**Your instructions**
Look through the records that follow. Copy every line containing the word "DPWM".

**Material provided**
▼
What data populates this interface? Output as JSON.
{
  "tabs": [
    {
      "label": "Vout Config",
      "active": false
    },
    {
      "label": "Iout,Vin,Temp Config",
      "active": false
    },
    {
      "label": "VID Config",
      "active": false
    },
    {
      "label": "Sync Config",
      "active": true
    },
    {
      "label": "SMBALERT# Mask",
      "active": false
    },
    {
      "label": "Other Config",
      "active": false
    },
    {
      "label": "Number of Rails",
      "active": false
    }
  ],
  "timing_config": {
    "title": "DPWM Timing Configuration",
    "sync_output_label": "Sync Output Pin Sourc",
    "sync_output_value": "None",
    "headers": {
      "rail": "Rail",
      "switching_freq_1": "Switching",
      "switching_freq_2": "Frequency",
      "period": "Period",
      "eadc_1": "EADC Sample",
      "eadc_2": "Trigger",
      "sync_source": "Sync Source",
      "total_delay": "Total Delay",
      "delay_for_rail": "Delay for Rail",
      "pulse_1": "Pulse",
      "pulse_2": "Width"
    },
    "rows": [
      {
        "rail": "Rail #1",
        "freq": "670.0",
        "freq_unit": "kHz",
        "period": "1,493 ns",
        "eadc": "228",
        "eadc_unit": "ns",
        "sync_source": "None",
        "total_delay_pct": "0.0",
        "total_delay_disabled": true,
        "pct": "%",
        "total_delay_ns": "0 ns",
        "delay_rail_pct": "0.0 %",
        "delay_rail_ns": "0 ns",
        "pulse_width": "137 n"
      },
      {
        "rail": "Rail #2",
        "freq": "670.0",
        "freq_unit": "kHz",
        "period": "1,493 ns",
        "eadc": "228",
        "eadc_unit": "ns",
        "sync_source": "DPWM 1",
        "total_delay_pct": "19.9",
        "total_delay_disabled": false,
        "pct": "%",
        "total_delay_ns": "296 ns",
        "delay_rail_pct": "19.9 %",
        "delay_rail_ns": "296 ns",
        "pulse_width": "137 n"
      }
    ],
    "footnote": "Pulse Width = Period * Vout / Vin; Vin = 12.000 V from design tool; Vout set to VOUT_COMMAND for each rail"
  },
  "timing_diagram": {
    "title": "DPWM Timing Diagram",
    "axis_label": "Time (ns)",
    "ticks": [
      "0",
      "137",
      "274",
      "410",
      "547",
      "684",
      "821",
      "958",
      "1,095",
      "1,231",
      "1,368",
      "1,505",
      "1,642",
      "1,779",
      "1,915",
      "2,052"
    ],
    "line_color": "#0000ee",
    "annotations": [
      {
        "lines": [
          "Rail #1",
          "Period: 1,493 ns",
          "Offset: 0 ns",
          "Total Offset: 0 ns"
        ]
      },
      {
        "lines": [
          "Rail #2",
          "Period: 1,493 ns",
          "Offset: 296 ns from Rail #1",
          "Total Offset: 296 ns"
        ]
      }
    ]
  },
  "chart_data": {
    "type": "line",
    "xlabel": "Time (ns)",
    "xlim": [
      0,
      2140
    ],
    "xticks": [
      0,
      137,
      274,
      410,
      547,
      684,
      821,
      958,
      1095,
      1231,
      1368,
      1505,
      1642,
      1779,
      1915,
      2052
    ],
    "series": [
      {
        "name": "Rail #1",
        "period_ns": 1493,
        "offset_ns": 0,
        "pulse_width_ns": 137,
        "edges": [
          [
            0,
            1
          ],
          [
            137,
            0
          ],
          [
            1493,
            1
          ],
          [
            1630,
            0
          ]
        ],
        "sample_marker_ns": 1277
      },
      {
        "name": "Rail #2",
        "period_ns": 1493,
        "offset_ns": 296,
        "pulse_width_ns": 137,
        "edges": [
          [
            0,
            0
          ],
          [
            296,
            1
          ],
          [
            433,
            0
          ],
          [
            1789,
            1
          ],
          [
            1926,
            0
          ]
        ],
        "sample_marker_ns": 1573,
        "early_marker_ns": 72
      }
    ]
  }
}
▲
**Answer to the exercise**
    "title": "DPWM Timing Configuration",
        "sync_source": "DPWM 1",
    "title": "DPWM Timing Diagram",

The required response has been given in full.